::: Given entries :::
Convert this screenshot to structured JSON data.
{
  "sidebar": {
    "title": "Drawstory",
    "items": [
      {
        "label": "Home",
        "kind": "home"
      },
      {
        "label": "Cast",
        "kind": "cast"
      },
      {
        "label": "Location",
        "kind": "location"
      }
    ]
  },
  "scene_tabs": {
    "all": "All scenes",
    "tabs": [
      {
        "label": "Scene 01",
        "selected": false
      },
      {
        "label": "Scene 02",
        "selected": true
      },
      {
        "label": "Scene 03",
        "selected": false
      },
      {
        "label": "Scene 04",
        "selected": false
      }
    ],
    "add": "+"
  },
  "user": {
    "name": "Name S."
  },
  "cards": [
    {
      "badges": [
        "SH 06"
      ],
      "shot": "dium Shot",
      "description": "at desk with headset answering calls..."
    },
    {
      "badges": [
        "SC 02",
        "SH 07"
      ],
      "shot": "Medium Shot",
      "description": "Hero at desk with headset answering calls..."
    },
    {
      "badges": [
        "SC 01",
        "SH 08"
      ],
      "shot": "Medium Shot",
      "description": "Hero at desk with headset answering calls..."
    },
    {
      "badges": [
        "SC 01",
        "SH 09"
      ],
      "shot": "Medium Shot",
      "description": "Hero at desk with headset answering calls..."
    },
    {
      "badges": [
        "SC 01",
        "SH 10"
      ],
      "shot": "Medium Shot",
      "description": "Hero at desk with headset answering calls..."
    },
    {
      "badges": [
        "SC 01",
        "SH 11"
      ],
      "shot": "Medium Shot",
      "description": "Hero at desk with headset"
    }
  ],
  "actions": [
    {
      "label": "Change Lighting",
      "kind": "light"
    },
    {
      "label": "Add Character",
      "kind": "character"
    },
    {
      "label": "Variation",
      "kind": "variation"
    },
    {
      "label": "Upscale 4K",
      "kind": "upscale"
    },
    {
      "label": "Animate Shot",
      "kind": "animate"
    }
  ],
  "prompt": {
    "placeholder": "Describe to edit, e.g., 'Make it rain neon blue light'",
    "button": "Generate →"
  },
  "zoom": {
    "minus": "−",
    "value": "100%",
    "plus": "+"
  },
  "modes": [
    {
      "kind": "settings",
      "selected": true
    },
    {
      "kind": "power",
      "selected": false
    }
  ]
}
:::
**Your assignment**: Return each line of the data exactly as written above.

**Exercise result**:
Convert this screenshot to structured JSON data.
{
  "sidebar": {
    "title": "Drawstory",
    "items": [
      {
        "label": "Home",
        "kind": "home"
      },
      {
        "label": "Cast",
        "kind": "cast"
      },
      {
        "label": "Location",
        "kind": "location"
      }
    ]
  },
  "scene_tabs": {
    "all": "All scenes",
    "tabs": [
      {
        "label": "Scene 01",
        "selected": false
      },
      {
        "label": "Scene 02",
        "selected": true
      },
      {
        "label": "Scene 03",
        "selected": false
      },
      {
        "label": "Scene 04",
        "selected": false
      }
    ],
    "add": "+"
  },
  "user": {
    "name": "Name S."
  },
  "cards": [
    {
      "badges": [
        "SH 06"
      ],
      "shot": "dium Shot",
      "description": "at desk with headset answering calls..."
    },
    {
      "badges": [
        "SC 02",
        "SH 07"
      ],
      "shot": "Medium Shot",
      "description": "Hero at desk with headset answering calls..."
    },
    {
      "badges": [
        "SC 01",
        "SH 08"
      ],
      "shot": "Medium Shot",
      "description": "Hero at desk with headset answering calls..."
    },
    {
      "badges": [
        "SC 01",
        "SH 09"
      ],
      "shot": "Medium Shot",
      "description": "Hero at desk with headset answering calls..."
    },
    {
      "badges": [
        "SC 01",
        "SH 10"
      ],
      "shot": "Medium Shot",
      "description": "Hero at desk with headset answering calls..."
    },
    {
      "badges": [
        "SC 01",
        "SH 11"
      ],
      "shot": "Medium Shot",
      "description": "Hero at desk with headset"
    }
  ],
  "actions": [
    {
      "label": "Change Lighting",
      "kind": "light"
    },
    {
      "label": "Add Character",
      "kind": "character"
    },
    {
      "label": "Variation",
      "kind": "variation"
    },
    {
      "label": "Upscale 4K",
      "kind": "upscale"
    },
    {
      "label": "Animate Shot",
      "kind": "animate"
    }
  ],
  "prompt": {
    "placeholder": "Describe to edit, e.g., 'Make it rain neon blue light'",
    "button": "Generate →"
  },
  "zoom": {
    "minus": "−",
    "value": "100%",
    "plus": "+"
  },
  "modes": [
    {
      "kind": "settings",
      "selected": true
    },
    {
      "kind": "power",
      "selected": false
    }
  ]
}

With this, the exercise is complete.